Dataset extract:
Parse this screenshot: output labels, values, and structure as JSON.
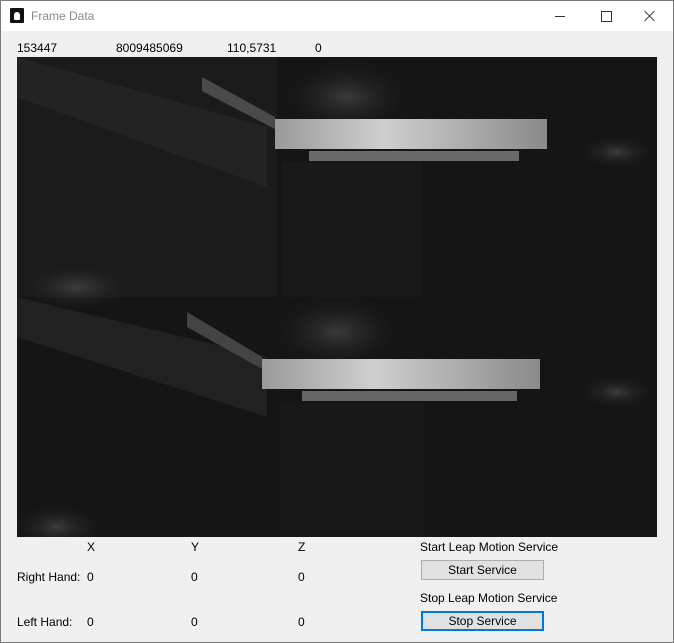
{
  "window": {
    "title": "Frame Data",
    "controls": [
      "minimize",
      "maximize",
      "close"
    ]
  },
  "frame_info": {
    "frame_id": "153447",
    "timestamp": "8009485069",
    "fps": "110,5731",
    "hands": "0"
  },
  "image_feed": {
    "description_icon": "camera-feed"
  },
  "coordinates": {
    "headers": {
      "x": "X",
      "y": "Y",
      "z": "Z"
    },
    "right_hand": {
      "label": "Right Hand:",
      "x": "0",
      "y": "0",
      "z": "0"
    },
    "left_hand": {
      "label": "Left Hand:",
      "x": "0",
      "y": "0",
      "z": "0"
    }
  },
  "service": {
    "start_label": "Start Leap Motion Service",
    "start_button": "Start Service",
    "stop_label": "Stop Leap Motion Service",
    "stop_button": "Stop Service"
  }
}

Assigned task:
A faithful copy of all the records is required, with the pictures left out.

Exercise output:
Parse this screenshot: output labels, values, and structure as JSON.
{
  "window": {
    "title": "Frame Data",
    "controls": [
      "minimize",
      "maximize",
      "close"
    ]
  },
  "frame_info": {
    "frame_id": "153447",
    "timestamp": "8009485069",
    "fps": "110,5731",
    "hands": "0"
  },
  "image_feed": {
    "description_icon": "camera-feed"
  },
  "coordinates": {
    "headers": {
      "x": "X",
      "y": "Y",
      "z": "Z"
    },
    "right_hand": {
      "label": "Right Hand:",
      "x": "0",
      "y": "0",
      "z": "0"
    },
    "left_hand": {
      "label": "Left Hand:",
      "x": "0",
      "y": "0",
      "z": "0"
    }
  },
  "service": {
    "start_label": "Start Leap Motion Service",
    "start_button": "Start Service",
    "stop_label": "Stop Leap Motion Service",
    "stop_button": "Stop Service"
  }
}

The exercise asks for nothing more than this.